The sculpture references the industrial culture of this part of London as well as suggesting a camaraderie between the figures. The two dockers bear a heavy load between them, their figures merging with their shared load and with each other. A depiction entirely fitting for an industry supported by a close-knit community where traditionally sons had often followed fathers into the docks.


Sydney Harpley, The Dockers, Trinity Gardens, with St Mary and St Joseph Roman Catholic Church in the background (c) London Metropolitan Archives (LMA/4218/01/025)


Empty plinth where The Dockers once stood, Trinity Gardens, East India Dock Road (Photograph Rosamund West, August 2016)

With the demise of industry on the river, a sculpture for a community familiar with the docks quickly lost its relevance. Sydney Harpley’s sculpture was badly vandalised until only the legs of the dockers remained. Today, only the plinth remains.

Silwood Estate, Rotherhithe


County of London Plan, ‘Aerial view of an area in Bermondsey’, coloured plate no. 5 (2)

This image from the County of London Plan depicts the area of Rotherhithe, which would become the Silwood Estate, as a perfect example of a site that could be developed at the ideal 136 persons per acre. (11)  Within this neighbourhood unit, or community, was planned a school, a nursery school, shops and businesses, and a community centre. As with the Lansbury Estate, the LCC used its patronage of the arts programme to install an artwork on this estate. Whereas the sculpture at the Lansbury Estate referenced the local industry, the sculpture chosen for the Silwood Estate referenced the location of the site.

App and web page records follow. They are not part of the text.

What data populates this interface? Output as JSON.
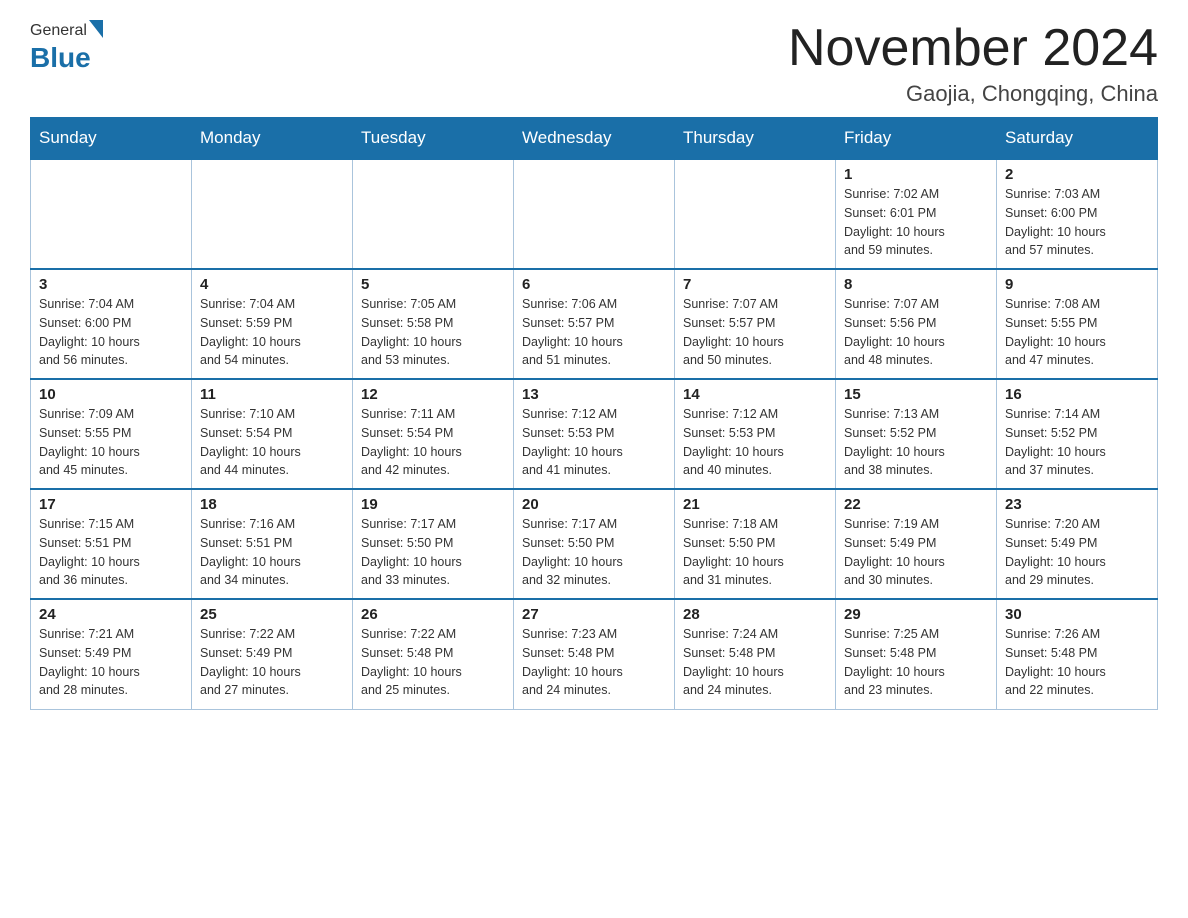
{
  "header": {
    "logo_general": "General",
    "logo_blue": "Blue",
    "month": "November 2024",
    "location": "Gaojia, Chongqing, China"
  },
  "weekdays": [
    "Sunday",
    "Monday",
    "Tuesday",
    "Wednesday",
    "Thursday",
    "Friday",
    "Saturday"
  ],
  "weeks": [
    [
      {
        "day": "",
        "info": ""
      },
      {
        "day": "",
        "info": ""
      },
      {
        "day": "",
        "info": ""
      },
      {
        "day": "",
        "info": ""
      },
      {
        "day": "",
        "info": ""
      },
      {
        "day": "1",
        "info": "Sunrise: 7:02 AM\nSunset: 6:01 PM\nDaylight: 10 hours\nand 59 minutes."
      },
      {
        "day": "2",
        "info": "Sunrise: 7:03 AM\nSunset: 6:00 PM\nDaylight: 10 hours\nand 57 minutes."
      }
    ],
    [
      {
        "day": "3",
        "info": "Sunrise: 7:04 AM\nSunset: 6:00 PM\nDaylight: 10 hours\nand 56 minutes."
      },
      {
        "day": "4",
        "info": "Sunrise: 7:04 AM\nSunset: 5:59 PM\nDaylight: 10 hours\nand 54 minutes."
      },
      {
        "day": "5",
        "info": "Sunrise: 7:05 AM\nSunset: 5:58 PM\nDaylight: 10 hours\nand 53 minutes."
      },
      {
        "day": "6",
        "info": "Sunrise: 7:06 AM\nSunset: 5:57 PM\nDaylight: 10 hours\nand 51 minutes."
      },
      {
        "day": "7",
        "info": "Sunrise: 7:07 AM\nSunset: 5:57 PM\nDaylight: 10 hours\nand 50 minutes."
      },
      {
        "day": "8",
        "info": "Sunrise: 7:07 AM\nSunset: 5:56 PM\nDaylight: 10 hours\nand 48 minutes."
      },
      {
        "day": "9",
        "info": "Sunrise: 7:08 AM\nSunset: 5:55 PM\nDaylight: 10 hours\nand 47 minutes."
      }
    ],
    [
      {
        "day": "10",
        "info": "Sunrise: 7:09 AM\nSunset: 5:55 PM\nDaylight: 10 hours\nand 45 minutes."
      },
      {
        "day": "11",
        "info": "Sunrise: 7:10 AM\nSunset: 5:54 PM\nDaylight: 10 hours\nand 44 minutes."
      },
      {
        "day": "12",
        "info": "Sunrise: 7:11 AM\nSunset: 5:54 PM\nDaylight: 10 hours\nand 42 minutes."
      },
      {
        "day": "13",
        "info": "Sunrise: 7:12 AM\nSunset: 5:53 PM\nDaylight: 10 hours\nand 41 minutes."
      },
      {
        "day": "14",
        "info": "Sunrise: 7:12 AM\nSunset: 5:53 PM\nDaylight: 10 hours\nand 40 minutes."
      },
      {
        "day": "15",
        "info": "Sunrise: 7:13 AM\nSunset: 5:52 PM\nDaylight: 10 hours\nand 38 minutes."
      },
      {
        "day": "16",
        "info": "Sunrise: 7:14 AM\nSunset: 5:52 PM\nDaylight: 10 hours\nand 37 minutes."
      }
    ],
    [
      {
        "day": "17",
        "info": "Sunrise: 7:15 AM\nSunset: 5:51 PM\nDaylight: 10 hours\nand 36 minutes."
      },
      {
        "day": "18",
        "info": "Sunrise: 7:16 AM\nSunset: 5:51 PM\nDaylight: 10 hours\nand 34 minutes."
      },
      {
        "day": "19",
        "info": "Sunrise: 7:17 AM\nSunset: 5:50 PM\nDaylight: 10 hours\nand 33 minutes."
      },
      {
        "day": "20",
        "info": "Sunrise: 7:17 AM\nSunset: 5:50 PM\nDaylight: 10 hours\nand 32 minutes."
      },
      {
        "day": "21",
        "info": "Sunrise: 7:18 AM\nSunset: 5:50 PM\nDaylight: 10 hours\nand 31 minutes."
      },
      {
        "day": "22",
        "info": "Sunrise: 7:19 AM\nSunset: 5:49 PM\nDaylight: 10 hours\nand 30 minutes."
      },
      {
        "day": "23",
        "info": "Sunrise: 7:20 AM\nSunset: 5:49 PM\nDaylight: 10 hours\nand 29 minutes."
      }
    ],
    [
      {
        "day": "24",
        "info": "Sunrise: 7:21 AM\nSunset: 5:49 PM\nDaylight: 10 hours\nand 28 minutes."
      },
      {
        "day": "25",
        "info": "Sunrise: 7:22 AM\nSunset: 5:49 PM\nDaylight: 10 hours\nand 27 minutes."
      },
      {
        "day": "26",
        "info": "Sunrise: 7:22 AM\nSunset: 5:48 PM\nDaylight: 10 hours\nand 25 minutes."
      },
      {
        "day": "27",
        "info": "Sunrise: 7:23 AM\nSunset: 5:48 PM\nDaylight: 10 hours\nand 24 minutes."
      },
      {
        "day": "28",
        "info": "Sunrise: 7:24 AM\nSunset: 5:48 PM\nDaylight: 10 hours\nand 24 minutes."
      },
      {
        "day": "29",
        "info": "Sunrise: 7:25 AM\nSunset: 5:48 PM\nDaylight: 10 hours\nand 23 minutes."
      },
      {
        "day": "30",
        "info": "Sunrise: 7:26 AM\nSunset: 5:48 PM\nDaylight: 10 hours\nand 22 minutes."
      }
    ]
  ]
}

Uli Nimptsch, Neighbourly Encounter, 1961 (c) London Metropolitan Archives (LMA/4218/01/046)

Neighbourly Encounter by Uli Nimptsch was installed on the Silwood Estate in 1964. The Silwood Estate straddled the borders of the Metropolitan Boroughs of Bermondsey and Deptford. The fence represented the boundary between the two boroughs and the two figures the neighbourliness that existed between the two communities (12). The piece further references the area with the artist’s use of two local children as the models, David Grist and his sister Doreen. Sadly, as with The Dockers, Neighbourly Encounter is missing.

The London County Council, in its enthusiastic tackling of the post-war housing crisis, put emphasis on communities and Londoners. By also installing artworks in residential settings, the LCC was introducing art into the environment of normal working people. Perhaps patriarchal and over-bearing to us today, the LCC wanted to be seen as a caring municipal body that re-housed Londoners, and re-housed them well. Installing artworks within housing schemes went above and beyond the basic urgent need for shelter. By selecting artists and artworks that referenced the local history or culture of an area, the LCC was investing in the less tangible, emotional crux of what community means and what makes that community thrive.


Further detail on Rosamund’s research can be found on this information page.  You can follow her on Twitter at @Rosamund_Lil.

(1) Abercrombie, P. & Forshaw, J. H. County of London Plan, (Macmillan & Co, 1943), p.8

(2) County of London Plan,iii

(3) Churchill, 8 October 1940: County of London Plan, frontispiece

(4) County of London Plan, p74

(5) London County Council, The Youngest County. A Description of London as a County and its Public Services, (London, 1951), p.166

(6) County of London Plan, p101

(7) County of London Plan, p83

(8) County of London Plan, p4

(9) ‘The Lansbury Estate: Introduction and the Festival of Britain exhibition’, in Survey of London: Volumes 43 and 44, Poplar, Blackwall and Isle of Dogs, ed. Hermione Hobhouse (London, 1994), pp. 212-223. British History Online http://www.british-history.ac.uk/survey-london/vols43-4/pp212-223

(10) County of London Plan, p84

(11) County of London Plan, p81

(12) Reverse of LCC photograph, LMA/4218/01/046